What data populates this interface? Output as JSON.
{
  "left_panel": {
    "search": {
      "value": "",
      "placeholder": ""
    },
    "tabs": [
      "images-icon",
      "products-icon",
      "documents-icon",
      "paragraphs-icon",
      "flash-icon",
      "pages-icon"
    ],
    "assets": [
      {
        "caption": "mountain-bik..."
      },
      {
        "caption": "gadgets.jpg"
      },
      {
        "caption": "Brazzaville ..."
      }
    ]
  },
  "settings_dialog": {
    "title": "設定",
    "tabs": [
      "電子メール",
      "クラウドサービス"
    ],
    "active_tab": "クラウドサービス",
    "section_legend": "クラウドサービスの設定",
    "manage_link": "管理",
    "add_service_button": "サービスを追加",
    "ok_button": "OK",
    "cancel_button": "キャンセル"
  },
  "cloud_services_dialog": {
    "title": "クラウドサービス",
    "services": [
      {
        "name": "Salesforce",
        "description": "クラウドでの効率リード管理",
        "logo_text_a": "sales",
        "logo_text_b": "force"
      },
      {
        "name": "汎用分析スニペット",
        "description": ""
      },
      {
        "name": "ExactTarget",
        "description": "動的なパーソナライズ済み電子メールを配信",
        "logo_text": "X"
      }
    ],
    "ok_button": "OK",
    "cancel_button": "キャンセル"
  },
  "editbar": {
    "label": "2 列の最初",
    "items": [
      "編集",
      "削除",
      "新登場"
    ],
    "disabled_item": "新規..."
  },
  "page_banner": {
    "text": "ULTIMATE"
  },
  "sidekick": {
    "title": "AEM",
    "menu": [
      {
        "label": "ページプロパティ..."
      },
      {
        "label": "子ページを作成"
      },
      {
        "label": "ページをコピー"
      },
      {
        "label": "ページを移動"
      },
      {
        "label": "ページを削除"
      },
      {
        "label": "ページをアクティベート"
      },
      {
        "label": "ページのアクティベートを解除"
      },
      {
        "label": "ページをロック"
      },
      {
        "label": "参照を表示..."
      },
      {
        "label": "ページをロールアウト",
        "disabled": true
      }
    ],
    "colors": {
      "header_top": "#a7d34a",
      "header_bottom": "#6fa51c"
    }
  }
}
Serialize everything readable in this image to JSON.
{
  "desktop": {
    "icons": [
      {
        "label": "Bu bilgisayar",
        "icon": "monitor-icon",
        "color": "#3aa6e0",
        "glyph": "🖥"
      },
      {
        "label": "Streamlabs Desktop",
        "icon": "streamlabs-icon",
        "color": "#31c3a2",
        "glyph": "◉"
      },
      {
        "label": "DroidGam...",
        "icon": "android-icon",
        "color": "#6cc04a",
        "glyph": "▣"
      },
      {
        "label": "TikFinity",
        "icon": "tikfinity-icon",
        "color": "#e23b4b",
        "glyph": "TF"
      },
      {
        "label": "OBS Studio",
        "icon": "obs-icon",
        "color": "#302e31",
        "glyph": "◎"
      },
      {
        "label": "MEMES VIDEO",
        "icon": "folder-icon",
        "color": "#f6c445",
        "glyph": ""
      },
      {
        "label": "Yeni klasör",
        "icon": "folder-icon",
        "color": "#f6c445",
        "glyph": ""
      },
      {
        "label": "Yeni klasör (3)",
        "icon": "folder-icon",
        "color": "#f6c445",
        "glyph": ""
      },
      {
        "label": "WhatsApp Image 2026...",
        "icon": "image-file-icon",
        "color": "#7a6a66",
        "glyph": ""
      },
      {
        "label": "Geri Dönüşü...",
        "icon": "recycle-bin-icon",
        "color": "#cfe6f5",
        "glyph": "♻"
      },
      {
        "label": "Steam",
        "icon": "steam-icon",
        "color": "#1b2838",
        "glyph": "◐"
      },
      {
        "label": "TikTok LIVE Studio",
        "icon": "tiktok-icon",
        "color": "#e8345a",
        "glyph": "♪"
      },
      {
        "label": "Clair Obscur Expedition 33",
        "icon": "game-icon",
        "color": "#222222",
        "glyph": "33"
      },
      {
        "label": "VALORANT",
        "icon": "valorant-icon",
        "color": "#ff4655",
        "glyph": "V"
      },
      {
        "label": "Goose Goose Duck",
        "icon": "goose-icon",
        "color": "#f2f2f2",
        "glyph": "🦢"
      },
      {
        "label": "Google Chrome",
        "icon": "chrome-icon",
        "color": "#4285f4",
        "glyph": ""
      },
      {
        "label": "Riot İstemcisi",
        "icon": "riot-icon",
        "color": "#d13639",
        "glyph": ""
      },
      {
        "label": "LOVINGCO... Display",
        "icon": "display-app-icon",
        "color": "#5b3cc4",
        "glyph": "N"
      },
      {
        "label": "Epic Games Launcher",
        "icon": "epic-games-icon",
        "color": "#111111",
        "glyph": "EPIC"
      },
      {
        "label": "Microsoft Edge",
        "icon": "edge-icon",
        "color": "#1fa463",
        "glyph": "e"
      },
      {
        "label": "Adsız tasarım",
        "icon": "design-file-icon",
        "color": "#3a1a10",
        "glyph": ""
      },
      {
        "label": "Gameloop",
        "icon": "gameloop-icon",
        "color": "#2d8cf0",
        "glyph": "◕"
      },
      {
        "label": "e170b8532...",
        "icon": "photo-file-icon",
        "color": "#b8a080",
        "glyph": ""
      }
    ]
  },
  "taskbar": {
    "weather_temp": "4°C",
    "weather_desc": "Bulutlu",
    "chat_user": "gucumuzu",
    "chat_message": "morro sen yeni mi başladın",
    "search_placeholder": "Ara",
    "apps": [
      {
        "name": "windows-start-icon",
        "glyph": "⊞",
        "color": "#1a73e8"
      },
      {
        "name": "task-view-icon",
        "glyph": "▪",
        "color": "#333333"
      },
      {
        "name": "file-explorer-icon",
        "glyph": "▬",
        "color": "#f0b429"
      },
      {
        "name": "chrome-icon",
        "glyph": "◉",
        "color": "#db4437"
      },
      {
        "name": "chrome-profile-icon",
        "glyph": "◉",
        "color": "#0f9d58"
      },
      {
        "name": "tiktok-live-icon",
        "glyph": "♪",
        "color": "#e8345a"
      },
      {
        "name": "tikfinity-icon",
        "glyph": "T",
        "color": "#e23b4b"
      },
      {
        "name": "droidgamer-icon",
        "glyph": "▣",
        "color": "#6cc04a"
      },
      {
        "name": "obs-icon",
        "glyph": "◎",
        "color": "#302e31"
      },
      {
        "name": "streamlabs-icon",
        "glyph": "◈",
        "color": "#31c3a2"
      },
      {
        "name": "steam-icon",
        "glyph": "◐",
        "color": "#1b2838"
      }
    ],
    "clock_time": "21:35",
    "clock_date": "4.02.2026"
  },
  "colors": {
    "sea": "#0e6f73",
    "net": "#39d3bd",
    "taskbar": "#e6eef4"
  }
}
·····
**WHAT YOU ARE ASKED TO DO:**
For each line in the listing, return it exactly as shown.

**ANSWER AREA:**
What data populates this interface? Output as JSON.
{
  "left_panel": {
    "search": {
      "value": "",
      "placeholder": ""
    },
    "tabs": [
      "images-icon",
      "products-icon",
      "documents-icon",
      "paragraphs-icon",
      "flash-icon",
      "pages-icon"
    ],
    "assets": [
      {
        "caption": "mountain-bik..."
      },
      {
        "caption": "gadgets.jpg"
      },
      {
        "caption": "Brazzaville ..."
      }
    ]
  },
  "settings_dialog": {
    "title": "設定",
    "tabs": [
      "電子メール",
      "クラウドサービス"
    ],
    "active_tab": "クラウドサービス",
    "section_legend": "クラウドサービスの設定",
    "manage_link": "管理",
    "add_service_button": "サービスを追加",
    "ok_button": "OK",
    "cancel_button": "キャンセル"
  },
  "cloud_services_dialog": {
    "title": "クラウドサービス",
    "services": [
      {
        "name": "Salesforce",
        "description": "クラウドでの効率リード管理",
        "logo_text_a": "sales",
        "logo_text_b": "force"
      },
      {
        "name": "汎用分析スニペット",
        "description": ""
      },
      {
        "name": "ExactTarget",
        "description": "動的なパーソナライズ済み電子メールを配信",
        "logo_text": "X"
      }
    ],
    "ok_button": "OK",
    "cancel_button": "キャンセル"
  },
  "editbar": {
    "label": "2 列の最初",
    "items": [
      "編集",
      "削除",
      "新登場"
    ],
    "disabled_item": "新規..."
  },
  "page_banner": {
    "text": "ULTIMATE"
  },
  "sidekick": {
    "title": "AEM",
    "menu": [
      {
        "label": "ページプロパティ..."
      },
      {
        "label": "子ページを作成"
      },
      {
        "label": "ページをコピー"
      },
      {
        "label": "ページを移動"
      },
      {
        "label": "ページを削除"
      },
      {
        "label": "ページをアクティベート"
      },
      {
        "label": "ページのアクティベートを解除"
      },
      {
        "label": "ページをロック"
      },
      {
        "label": "参照を表示..."
      },
      {
        "label": "ページをロールアウト",
        "disabled": true
      }
    ],
    "colors": {
      "header_top": "#a7d34a",
      "header_bottom": "#6fa51c"
    }
  }
}
Serialize everything readable in this image to JSON.
{
  "desktop": {
    "icons": [
      {
        "label": "Bu bilgisayar",
        "icon": "monitor-icon",
        "color": "#3aa6e0",
        "glyph": "🖥"
      },
      {
        "label": "Streamlabs Desktop",
        "icon": "streamlabs-icon",
        "color": "#31c3a2",
        "glyph": "◉"
      },
      {
        "label": "DroidGam...",
        "icon": "android-icon",
        "color": "#6cc04a",
        "glyph": "▣"
      },
      {
        "label": "TikFinity",
        "icon": "tikfinity-icon",
        "color": "#e23b4b",
        "glyph": "TF"
      },
      {
        "label": "OBS Studio",
        "icon": "obs-icon",
        "color": "#302e31",
        "glyph": "◎"
      },
      {
        "label": "MEMES VIDEO",
        "icon": "folder-icon",
        "color": "#f6c445",
        "glyph": ""
      },
      {
        "label": "Yeni klasör",
        "icon": "folder-icon",
        "color": "#f6c445",
        "glyph": ""
      },
      {
        "label": "Yeni klasör (3)",
        "icon": "folder-icon",
        "color": "#f6c445",
        "glyph": ""
      },
      {
        "label": "WhatsApp Image 2026...",
        "icon": "image-file-icon",
        "color": "#7a6a66",
        "glyph": ""
      },
      {
        "label": "Geri Dönüşü...",
        "icon": "recycle-bin-icon",
        "color": "#cfe6f5",
        "glyph": "♻"
      },
      {
        "label": "Steam",
        "icon": "steam-icon",
        "color": "#1b2838",
        "glyph": "◐"
      },
      {
        "label": "TikTok LIVE Studio",
        "icon": "tiktok-icon",
        "color": "#e8345a",
        "glyph": "♪"
      },
      {
        "label": "Clair Obscur Expedition 33",
        "icon": "game-icon",
        "color": "#222222",
        "glyph": "33"
      },
      {
        "label": "VALORANT",
        "icon": "valorant-icon",
        "color": "#ff4655",
        "glyph": "V"
      },
      {
        "label": "Goose Goose Duck",
        "icon": "goose-icon",
        "color": "#f2f2f2",
        "glyph": "🦢"
      },
      {
        "label": "Google Chrome",
        "icon": "chrome-icon",
        "color": "#4285f4",
        "glyph": ""
      },
      {
        "label": "Riot İstemcisi",
        "icon": "riot-icon",
        "color": "#d13639",
        "glyph": ""
      },
      {
        "label": "LOVINGCO... Display",
        "icon": "display-app-icon",
        "color": "#5b3cc4",
        "glyph": "N"
      },
      {
        "label": "Epic Games Launcher",
        "icon": "epic-games-icon",
        "color": "#111111",
        "glyph": "EPIC"
      },
      {
        "label": "Microsoft Edge",
        "icon": "edge-icon",
        "color": "#1fa463",
        "glyph": "e"
      },
      {
        "label": "Adsız tasarım",
        "icon": "design-file-icon",
        "color": "#3a1a10",
        "glyph": ""
      },
      {
        "label": "Gameloop",
        "icon": "gameloop-icon",
        "color": "#2d8cf0",
        "glyph": "◕"
      },
      {
        "label": "e170b8532...",
        "icon": "photo-file-icon",
        "color": "#b8a080",
        "glyph": ""
      }
    ]
  },
  "taskbar": {
    "weather_temp": "4°C",
    "weather_desc": "Bulutlu",
    "chat_user": "gucumuzu",
    "chat_message": "morro sen yeni mi başladın",
    "search_placeholder": "Ara",
    "apps": [
      {
        "name": "windows-start-icon",
        "glyph": "⊞",
        "color": "#1a73e8"
      },
      {
        "name": "task-view-icon",
        "glyph": "▪",
        "color": "#333333"
      },
      {
        "name": "file-explorer-icon",
        "glyph": "▬",
        "color": "#f0b429"
      },
      {
        "name": "chrome-icon",
        "glyph": "◉",
        "color": "#db4437"
      },
      {
        "name": "chrome-profile-icon",
        "glyph": "◉",
        "color": "#0f9d58"
      },
      {
        "name": "tiktok-live-icon",
        "glyph": "♪",
        "color": "#e8345a"
      },
      {
        "name": "tikfinity-icon",
        "glyph": "T",
        "color": "#e23b4b"
      },
      {
        "name": "droidgamer-icon",
        "glyph": "▣",
        "color": "#6cc04a"
      },
      {
        "name": "obs-icon",
        "glyph": "◎",
        "color": "#302e31"
      },
      {
        "name": "streamlabs-icon",
        "glyph": "◈",
        "color": "#31c3a2"
      },
      {
        "name": "steam-icon",
        "glyph": "◐",
        "color": "#1b2838"
      }
    ],
    "clock_time": "21:35",
    "clock_date": "4.02.2026"
  },
  "colors": {
    "sea": "#0e6f73",
    "net": "#39d3bd",
    "taskbar": "#e6eef4"
  }
}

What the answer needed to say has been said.